The last concert of the season in Peoples' Symphony's Arens Series was a piano recital by Vladimir Feltsman this evening. I approached this with great anticipation, but my hopes were only partially fulfilled.
Feltsman began with a suitably improvisatory-sounding rendition of Mozart's D Minor Fantasy, K. 397, and then completed the first half with four Impromptus by Franz Schubert, collectively published as Op. 90. By his body language and the quick transitions between numbers, Feltsman made it clear that he was presenting the four works as one unit, not to be interrupted by applause, and they actually worked well this way. Each of the Op. 90 Impromptus has its own particular affect, and they vary in style, dynamics, speed, so as to make a nice complementary grouping. Feltsman played this music with crisp articulation, although I was puzzled at one spot during the first impromptu when he slowed down and I felt things were getting a little tentative – as if he was having memory difficulty and was feeling his way through the passage – but it was only a momentary feeling on my part. Thus, I had a very positive feeling by the intermission.
The second half was devoted to the four Ballades by Chopin. Here again, Feltsman made clear by gesture that he wanted no interruption between the pieces and was presenting them as a unit. This, I think, was a mistake. Unlike the Schubert Op. 90 Impromptus, the four Ballades of Chopin, not published under a single opus number and written at various times over a span of seven years, were not intended to be played as a unit, and for good reason. They are very similar in style and structure and plotting of musical incident, and as one follows another close on, they become repetitious. I felt the result was enervating, exhausting. I think a pianist devoting half a recital to Chopin is better advised to provide a mixture of genres, more variety of styles, to keep the audience engaged. Although I know it is customary to present the complete ballades on recordings, that is an entirely different matter, as one can dip in and play one or two as part of a listening session. That said, the playing seemed fine, although I didn't get the same sense of a good match-up of pianist and music with the Chopin.

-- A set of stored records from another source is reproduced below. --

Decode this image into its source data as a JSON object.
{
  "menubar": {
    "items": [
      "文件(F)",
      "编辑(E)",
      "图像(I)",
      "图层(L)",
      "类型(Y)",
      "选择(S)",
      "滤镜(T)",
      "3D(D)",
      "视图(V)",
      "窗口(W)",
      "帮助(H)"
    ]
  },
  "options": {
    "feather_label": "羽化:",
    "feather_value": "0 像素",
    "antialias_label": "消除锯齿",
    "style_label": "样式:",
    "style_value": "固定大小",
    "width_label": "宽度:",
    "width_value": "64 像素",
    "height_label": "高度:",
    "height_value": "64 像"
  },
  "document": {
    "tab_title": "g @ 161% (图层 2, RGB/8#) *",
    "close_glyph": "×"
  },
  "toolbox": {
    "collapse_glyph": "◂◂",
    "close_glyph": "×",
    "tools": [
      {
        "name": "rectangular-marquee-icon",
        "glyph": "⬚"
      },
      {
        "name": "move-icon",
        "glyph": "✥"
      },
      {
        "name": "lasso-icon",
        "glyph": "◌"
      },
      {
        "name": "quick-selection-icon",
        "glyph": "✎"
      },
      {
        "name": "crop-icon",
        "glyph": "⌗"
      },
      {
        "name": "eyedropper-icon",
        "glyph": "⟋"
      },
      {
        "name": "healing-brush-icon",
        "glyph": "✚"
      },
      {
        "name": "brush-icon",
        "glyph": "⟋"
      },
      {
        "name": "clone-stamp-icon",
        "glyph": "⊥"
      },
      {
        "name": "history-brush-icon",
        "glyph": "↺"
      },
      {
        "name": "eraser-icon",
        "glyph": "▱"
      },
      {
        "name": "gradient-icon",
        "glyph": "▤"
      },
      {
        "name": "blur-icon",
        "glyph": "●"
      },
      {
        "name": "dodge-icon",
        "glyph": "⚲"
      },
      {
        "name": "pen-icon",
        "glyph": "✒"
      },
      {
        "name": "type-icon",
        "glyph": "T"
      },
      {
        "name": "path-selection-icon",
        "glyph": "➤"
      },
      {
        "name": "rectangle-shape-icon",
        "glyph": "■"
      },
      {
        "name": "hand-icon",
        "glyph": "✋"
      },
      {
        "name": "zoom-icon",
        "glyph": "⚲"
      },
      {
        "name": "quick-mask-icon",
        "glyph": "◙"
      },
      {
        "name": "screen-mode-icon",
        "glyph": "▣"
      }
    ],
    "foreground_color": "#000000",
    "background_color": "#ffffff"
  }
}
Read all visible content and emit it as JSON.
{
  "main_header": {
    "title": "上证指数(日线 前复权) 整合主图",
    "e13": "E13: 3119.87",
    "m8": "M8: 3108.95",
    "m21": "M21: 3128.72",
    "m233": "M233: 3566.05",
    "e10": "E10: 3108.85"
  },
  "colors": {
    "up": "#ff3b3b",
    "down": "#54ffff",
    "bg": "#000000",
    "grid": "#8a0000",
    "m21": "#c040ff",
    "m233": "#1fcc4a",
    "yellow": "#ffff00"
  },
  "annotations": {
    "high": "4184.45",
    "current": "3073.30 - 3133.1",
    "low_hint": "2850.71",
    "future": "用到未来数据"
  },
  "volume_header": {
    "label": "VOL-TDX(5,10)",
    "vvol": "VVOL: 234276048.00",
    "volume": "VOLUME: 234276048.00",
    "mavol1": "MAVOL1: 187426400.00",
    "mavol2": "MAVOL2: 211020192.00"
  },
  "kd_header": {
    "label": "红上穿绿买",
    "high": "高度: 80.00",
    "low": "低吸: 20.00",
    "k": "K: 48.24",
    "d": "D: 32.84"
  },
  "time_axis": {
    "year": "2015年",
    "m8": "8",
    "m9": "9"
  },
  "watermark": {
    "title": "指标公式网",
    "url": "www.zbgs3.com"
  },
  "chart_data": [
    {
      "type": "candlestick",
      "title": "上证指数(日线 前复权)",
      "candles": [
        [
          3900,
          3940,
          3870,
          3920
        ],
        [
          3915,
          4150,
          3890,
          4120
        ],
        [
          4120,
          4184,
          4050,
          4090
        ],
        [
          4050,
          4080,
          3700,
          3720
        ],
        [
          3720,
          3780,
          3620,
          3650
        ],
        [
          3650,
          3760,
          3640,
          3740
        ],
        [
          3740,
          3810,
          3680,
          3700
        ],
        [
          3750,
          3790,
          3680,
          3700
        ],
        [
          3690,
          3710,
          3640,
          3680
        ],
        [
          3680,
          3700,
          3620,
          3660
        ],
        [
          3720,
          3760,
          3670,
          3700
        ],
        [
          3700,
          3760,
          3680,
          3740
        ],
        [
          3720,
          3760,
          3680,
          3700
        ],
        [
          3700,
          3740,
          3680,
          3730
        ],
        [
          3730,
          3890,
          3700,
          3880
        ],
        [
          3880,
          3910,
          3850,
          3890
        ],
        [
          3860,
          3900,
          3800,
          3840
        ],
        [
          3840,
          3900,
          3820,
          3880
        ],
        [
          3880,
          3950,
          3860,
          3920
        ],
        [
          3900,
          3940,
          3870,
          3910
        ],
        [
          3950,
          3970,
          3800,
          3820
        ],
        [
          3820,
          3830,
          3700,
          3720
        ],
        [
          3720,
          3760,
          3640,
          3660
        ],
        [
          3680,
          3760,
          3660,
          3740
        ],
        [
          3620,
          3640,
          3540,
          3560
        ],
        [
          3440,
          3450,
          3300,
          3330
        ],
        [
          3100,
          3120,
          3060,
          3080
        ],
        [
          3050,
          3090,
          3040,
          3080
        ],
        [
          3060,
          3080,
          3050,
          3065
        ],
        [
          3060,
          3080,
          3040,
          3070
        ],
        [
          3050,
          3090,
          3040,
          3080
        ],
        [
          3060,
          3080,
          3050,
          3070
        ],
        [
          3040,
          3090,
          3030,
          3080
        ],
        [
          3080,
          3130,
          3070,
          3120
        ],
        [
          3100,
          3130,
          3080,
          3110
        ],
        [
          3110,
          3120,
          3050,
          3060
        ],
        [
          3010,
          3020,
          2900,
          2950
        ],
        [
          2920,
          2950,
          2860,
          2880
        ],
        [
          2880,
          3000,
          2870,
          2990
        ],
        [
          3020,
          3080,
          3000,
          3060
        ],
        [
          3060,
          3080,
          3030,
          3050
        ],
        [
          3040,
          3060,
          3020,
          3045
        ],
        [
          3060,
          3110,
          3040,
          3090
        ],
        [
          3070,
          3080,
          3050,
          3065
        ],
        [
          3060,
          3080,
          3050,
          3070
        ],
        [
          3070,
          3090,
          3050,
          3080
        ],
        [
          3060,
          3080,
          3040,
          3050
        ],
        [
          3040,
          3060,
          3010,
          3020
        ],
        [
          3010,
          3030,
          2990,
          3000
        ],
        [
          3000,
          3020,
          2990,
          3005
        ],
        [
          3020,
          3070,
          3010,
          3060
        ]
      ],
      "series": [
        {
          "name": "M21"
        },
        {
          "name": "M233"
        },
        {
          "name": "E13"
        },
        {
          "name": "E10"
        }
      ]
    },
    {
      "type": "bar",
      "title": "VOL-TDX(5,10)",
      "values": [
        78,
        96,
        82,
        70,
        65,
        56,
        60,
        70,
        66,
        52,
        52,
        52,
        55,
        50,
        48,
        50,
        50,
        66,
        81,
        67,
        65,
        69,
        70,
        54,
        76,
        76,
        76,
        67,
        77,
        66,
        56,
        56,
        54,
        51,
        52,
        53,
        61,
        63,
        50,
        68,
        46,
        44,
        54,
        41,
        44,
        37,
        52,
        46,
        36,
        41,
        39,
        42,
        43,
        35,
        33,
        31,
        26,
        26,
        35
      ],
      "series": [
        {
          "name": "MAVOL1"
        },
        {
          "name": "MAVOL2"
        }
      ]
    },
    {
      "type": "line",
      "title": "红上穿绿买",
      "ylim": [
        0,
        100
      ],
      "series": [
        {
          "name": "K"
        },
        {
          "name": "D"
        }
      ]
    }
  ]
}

He played a single encore which he did not announce, a gentle, rippling piece that seemed calculated to calm the audience and send them out in a reflective mood. Which it did.
One more concert remains of the Peoples' Symphony season – May 14 at Washington Irving. I can't attend due to an out-of-town trip that weekend. I'm sure tickets are available – I've donated mine….